◆ Work task: Each line below is to be repeated exactly; any picture is to be left out.

Page and application data records:

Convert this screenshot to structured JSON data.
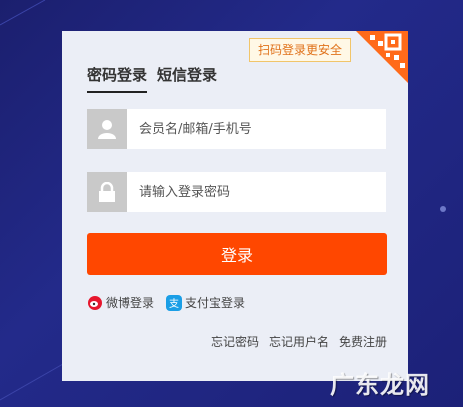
{
  "login": {
    "tabs": [
      {
        "label": "密码登录",
        "active": true
      },
      {
        "label": "短信登录",
        "active": false
      }
    ],
    "qr_tip": "扫码登录更安全",
    "username_placeholder": "会员名/邮箱/手机号",
    "password_placeholder": "请输入登录密码",
    "submit_label": "登录",
    "alt_logins": [
      "微博登录",
      "支付宝登录"
    ],
    "links": [
      "忘记密码",
      "忘记用户名",
      "免费注册"
    ]
  },
  "watermark": "广东龙网",
  "colors": {
    "accent": "#ff4700",
    "background": "#1f2580",
    "card": "#ebeef6"
  }
}
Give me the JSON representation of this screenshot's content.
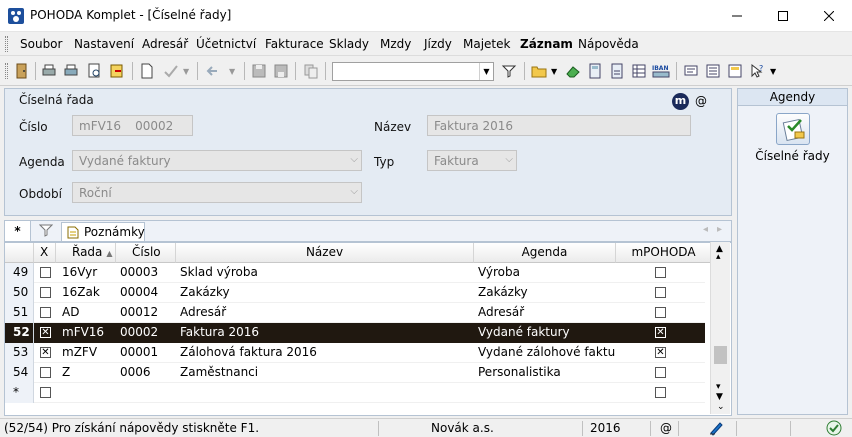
{
  "window": {
    "title": "POHODA Komplet - [Číselné řady]",
    "controls": [
      "minimize",
      "maximize",
      "close"
    ]
  },
  "menu": [
    "Soubor",
    "Nastavení",
    "Adresář",
    "Účetnictví",
    "Fakturace",
    "Sklady",
    "Mzdy",
    "Jízdy",
    "Majetek",
    "Záznam",
    "Nápověda"
  ],
  "toolbar": {
    "combo_value": ""
  },
  "form": {
    "section_title": "Číselná řada",
    "badge_m": "m",
    "badge_at": "@",
    "cislo_label": "Číslo",
    "cislo_prefix": "mFV16",
    "cislo_number": "00002",
    "nazev_label": "Název",
    "nazev_value": "Faktura 2016",
    "agenda_label": "Agenda",
    "agenda_value": "Vydané faktury",
    "typ_label": "Typ",
    "typ_value": "Faktura",
    "obdobi_label": "Období",
    "obdobi_value": "Roční"
  },
  "agendy": {
    "header": "Agendy",
    "item_label": "Číselné řady"
  },
  "tabs": {
    "star": "*",
    "notes": "Poznámky"
  },
  "table": {
    "columns": [
      "X",
      "Řada",
      "Číslo",
      "Název",
      "Agenda",
      "mPOHODA"
    ],
    "rows": [
      {
        "rownum": "49",
        "x": false,
        "rada": "16Vyr",
        "cislo": "00003",
        "nazev": "Sklad výroba",
        "agenda": "Výroba",
        "mpohoda": false
      },
      {
        "rownum": "50",
        "x": false,
        "rada": "16Zak",
        "cislo": "00004",
        "nazev": "Zakázky",
        "agenda": "Zakázky",
        "mpohoda": false
      },
      {
        "rownum": "51",
        "x": false,
        "rada": "AD",
        "cislo": "00012",
        "nazev": "Adresář",
        "agenda": "Adresář",
        "mpohoda": false
      },
      {
        "rownum": "52",
        "x": true,
        "rada": "mFV16",
        "cislo": "00002",
        "nazev": "Faktura 2016",
        "agenda": "Vydané faktury",
        "mpohoda": true,
        "selected": true
      },
      {
        "rownum": "53",
        "x": true,
        "rada": "mZFV",
        "cislo": "00001",
        "nazev": "Zálohová faktura 2016",
        "agenda": "Vydané zálohové faktury",
        "mpohoda": true
      },
      {
        "rownum": "54",
        "x": false,
        "rada": "Z",
        "cislo": "0006",
        "nazev": "Zaměstnanci",
        "agenda": "Personalistika",
        "mpohoda": false
      },
      {
        "rownum": "*",
        "x": false,
        "rada": "",
        "cislo": "",
        "nazev": "",
        "agenda": "",
        "mpohoda": false
      }
    ]
  },
  "status": {
    "help": "(52/54) Pro získání nápovědy stiskněte F1.",
    "company": "Novák a.s.",
    "year": "2016",
    "at": "@"
  },
  "colors": {
    "selected_row": "#201810",
    "panel": "#e4ebf3",
    "accent": "#1a73c9"
  }
}
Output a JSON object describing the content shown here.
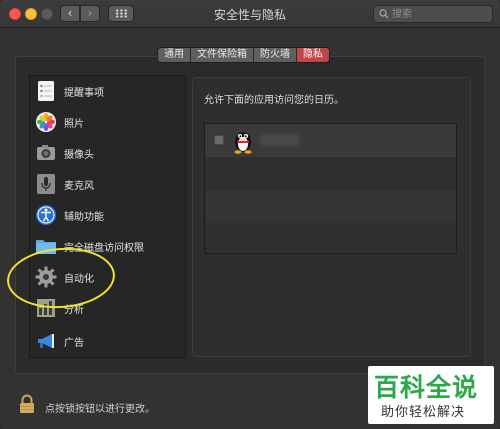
{
  "window": {
    "title": "安全性与隐私",
    "back_glyph": "‹",
    "forward_glyph": "›"
  },
  "search": {
    "placeholder": "搜索"
  },
  "tabs": [
    {
      "label": "通用",
      "active": false
    },
    {
      "label": "文件保险箱",
      "active": false
    },
    {
      "label": "防火墙",
      "active": false
    },
    {
      "label": "隐私",
      "active": true
    }
  ],
  "sidebar": {
    "items": [
      {
        "label": "提醒事项",
        "icon": "reminders-icon"
      },
      {
        "label": "照片",
        "icon": "photos-icon"
      },
      {
        "label": "摄像头",
        "icon": "camera-icon"
      },
      {
        "label": "麦克风",
        "icon": "microphone-icon"
      },
      {
        "label": "辅助功能",
        "icon": "accessibility-icon"
      },
      {
        "label": "完全磁盘访问权限",
        "icon": "folder-icon"
      },
      {
        "label": "自动化",
        "icon": "gear-icon"
      },
      {
        "label": "分析",
        "icon": "analytics-icon"
      },
      {
        "label": "广告",
        "icon": "megaphone-icon"
      }
    ]
  },
  "main": {
    "description": "允许下面的应用访问您的日历。",
    "apps": [
      {
        "icon": "qq-penguin-icon",
        "checked": false
      }
    ]
  },
  "footer": {
    "lock_text": "点按锁按钮以进行更改。"
  },
  "watermark": {
    "title": "百科全说",
    "subtitle": "助你轻松解决"
  },
  "colors": {
    "active_tab": "#c2454a",
    "annotation": "#f2e22a",
    "watermark_green": "#2aa84a"
  }
}
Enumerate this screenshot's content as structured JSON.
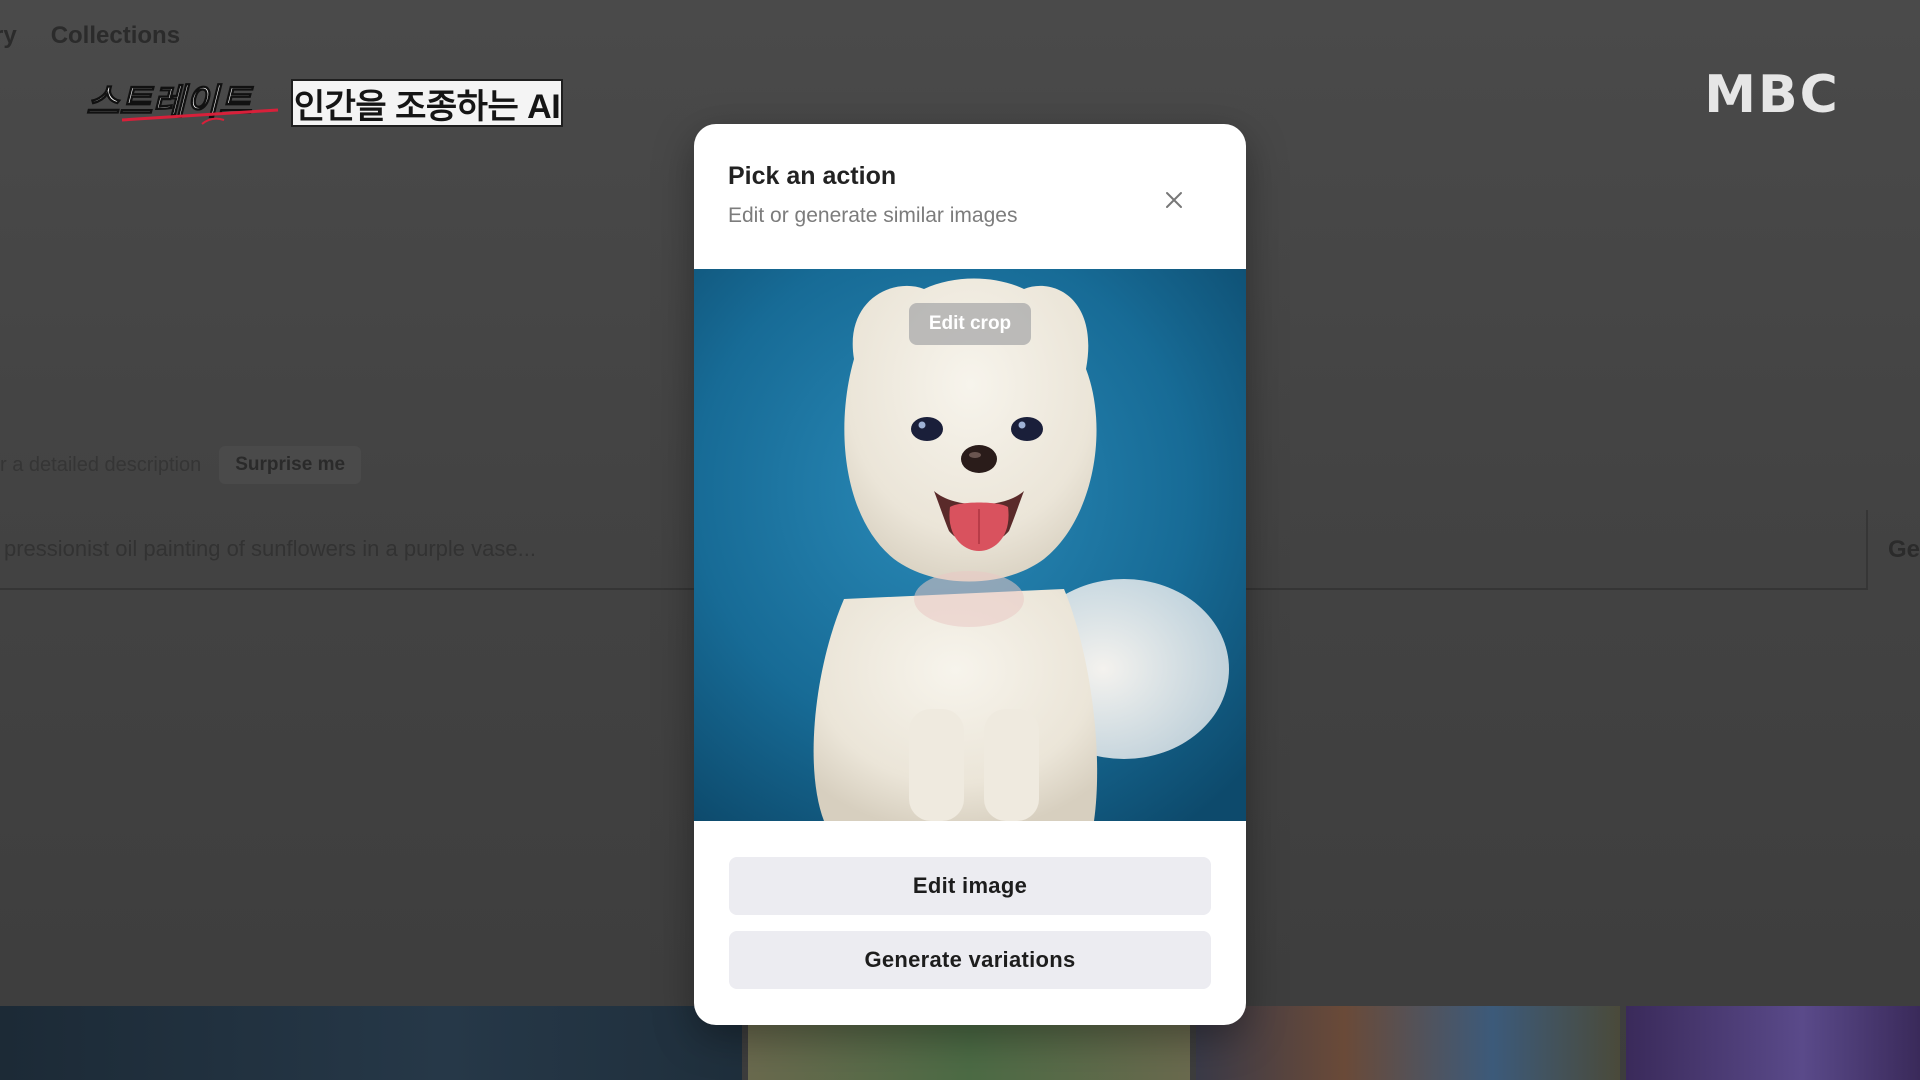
{
  "background_page": {
    "nav": {
      "partial_label": "ry",
      "collections_label": "Collections"
    },
    "prompt_hint": "r a detailed description",
    "surprise_button_label": "Surprise me",
    "prompt_placeholder": "pressionist oil painting of sunflowers in a purple vase...",
    "generate_button_label": "Ge"
  },
  "broadcast": {
    "show_logo_text": "스트레이트",
    "caption": "인간을 조종하는 AI",
    "network_logo_text": "MBC"
  },
  "modal": {
    "title": "Pick an action",
    "subtitle": "Edit or generate similar images",
    "close_icon": "close-icon",
    "edit_crop_label": "Edit crop",
    "edit_image_label": "Edit image",
    "generate_variations_label": "Generate variations"
  },
  "colors": {
    "overlay": "#454545",
    "modal_background": "#ffffff",
    "button_background": "#ececf1",
    "image_background": "#1b6e98"
  }
}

◆ Task result:
Convert this screenshot to structured JSON data.
{
  "login": {
    "tabs": [
      {
        "label": "密码登录",
        "active": true
      },
      {
        "label": "短信登录",
        "active": false
      }
    ],
    "qr_tip": "扫码登录更安全",
    "username_placeholder": "会员名/邮箱/手机号",
    "password_placeholder": "请输入登录密码",
    "submit_label": "登录",
    "alt_logins": [
      "微博登录",
      "支付宝登录"
    ],
    "links": [
      "忘记密码",
      "忘记用户名",
      "免费注册"
    ]
  },
  "watermark": "广东龙网",
  "colors": {
    "accent": "#ff4700",
    "background": "#1f2580",
    "card": "#ebeef6"
  }
}
Give me the JSON representation of this screenshot's content.
{
  "window": {
    "title": "POHODA Komplet - [Číselné řady]",
    "controls": [
      "minimize",
      "maximize",
      "close"
    ]
  },
  "menu": [
    "Soubor",
    "Nastavení",
    "Adresář",
    "Účetnictví",
    "Fakturace",
    "Sklady",
    "Mzdy",
    "Jízdy",
    "Majetek",
    "Záznam",
    "Nápověda"
  ],
  "toolbar": {
    "combo_value": ""
  },
  "form": {
    "section_title": "Číselná řada",
    "badge_m": "m",
    "badge_at": "@",
    "cislo_label": "Číslo",
    "cislo_prefix": "mFV16",
    "cislo_number": "00002",
    "nazev_label": "Název",
    "nazev_value": "Faktura 2016",
    "agenda_label": "Agenda",
    "agenda_value": "Vydané faktury",
    "typ_label": "Typ",
    "typ_value": "Faktura",
    "obdobi_label": "Období",
    "obdobi_value": "Roční"
  },
  "agendy": {
    "header": "Agendy",
    "item_label": "Číselné řady"
  },
  "tabs": {
    "star": "*",
    "notes": "Poznámky"
  },
  "table": {
    "columns": [
      "X",
      "Řada",
      "Číslo",
      "Název",
      "Agenda",
      "mPOHODA"
    ],
    "rows": [
      {
        "rownum": "49",
        "x": false,
        "rada": "16Vyr",
        "cislo": "00003",
        "nazev": "Sklad výroba",
        "agenda": "Výroba",
        "mpohoda": false
      },
      {
        "rownum": "50",
        "x": false,
        "rada": "16Zak",
        "cislo": "00004",
        "nazev": "Zakázky",
        "agenda": "Zakázky",
        "mpohoda": false
      },
      {
        "rownum": "51",
        "x": false,
        "rada": "AD",
        "cislo": "00012",
        "nazev": "Adresář",
        "agenda": "Adresář",
        "mpohoda": false
      },
      {
        "rownum": "52",
        "x": true,
        "rada": "mFV16",
        "cislo": "00002",
        "nazev": "Faktura 2016",
        "agenda": "Vydané faktury",
        "mpohoda": true,
        "selected": true
      },
      {
        "rownum": "53",
        "x": true,
        "rada": "mZFV",
        "cislo": "00001",
        "nazev": "Zálohová faktura 2016",
        "agenda": "Vydané zálohové faktury",
        "mpohoda": true
      },
      {
        "rownum": "54",
        "x": false,
        "rada": "Z",
        "cislo": "0006",
        "nazev": "Zaměstnanci",
        "agenda": "Personalistika",
        "mpohoda": false
      },
      {
        "rownum": "*",
        "x": false,
        "rada": "",
        "cislo": "",
        "nazev": "",
        "agenda": "",
        "mpohoda": false
      }
    ]
  },
  "status": {
    "help": "(52/54) Pro získání nápovědy stiskněte F1.",
    "company": "Novák a.s.",
    "year": "2016",
    "at": "@"
  },
  "colors": {
    "selected_row": "#201810",
    "panel": "#e4ebf3",
    "accent": "#1a73c9"
  }
}
Output a JSON object describing the content shown here.
{
  "window": {
    "title": "安全性与隐私",
    "back_glyph": "‹",
    "forward_glyph": "›"
  },
  "search": {
    "placeholder": "搜索"
  },
  "tabs": [
    {
      "label": "通用",
      "active": false
    },
    {
      "label": "文件保险箱",
      "active": false
    },
    {
      "label": "防火墙",
      "active": false
    },
    {
      "label": "隐私",
      "active": true
    }
  ],
  "sidebar": {
    "items": [
      {
        "label": "提醒事项",
        "icon": "reminders-icon"
      },
      {
        "label": "照片",
        "icon": "photos-icon"
      },
      {
        "label": "摄像头",
        "icon": "camera-icon"
      },
      {
        "label": "麦克风",
        "icon": "microphone-icon"
      },
      {
        "label": "辅助功能",
        "icon": "accessibility-icon"
      },
      {
        "label": "完全磁盘访问权限",
        "icon": "folder-icon"
      },
      {
        "label": "自动化",
        "icon": "gear-icon"
      },
      {
        "label": "分析",
        "icon": "analytics-icon"
      },
      {
        "label": "广告",
        "icon": "megaphone-icon"
      }
    ]
  },
  "main": {
    "description": "允许下面的应用访问您的日历。",
    "apps": [
      {
        "icon": "qq-penguin-icon",
        "checked": false
      }
    ]
  },
  "footer": {
    "lock_text": "点按锁按钮以进行更改。"
  },
  "watermark": {
    "title": "百科全说",
    "subtitle": "助你轻松解决"
  },
  "colors": {
    "active_tab": "#c2454a",
    "annotation": "#f2e22a",
    "watermark_green": "#2aa84a"
  }
}
Enumerate this screenshot's content as structured JSON.
{
  "background_page": {
    "nav": {
      "partial_label": "ry",
      "collections_label": "Collections"
    },
    "prompt_hint": "r a detailed description",
    "surprise_button_label": "Surprise me",
    "prompt_placeholder": "pressionist oil painting of sunflowers in a purple vase...",
    "generate_button_label": "Ge"
  },
  "broadcast": {
    "show_logo_text": "스트레이트",
    "caption": "인간을 조종하는 AI",
    "network_logo_text": "MBC"
  },
  "modal": {
    "title": "Pick an action",
    "subtitle": "Edit or generate similar images",
    "close_icon": "close-icon",
    "edit_crop_label": "Edit crop",
    "edit_image_label": "Edit image",
    "generate_variations_label": "Generate variations"
  },
  "colors": {
    "overlay": "#454545",
    "modal_background": "#ffffff",
    "button_background": "#ececf1",
    "image_background": "#1b6e98"
  }
}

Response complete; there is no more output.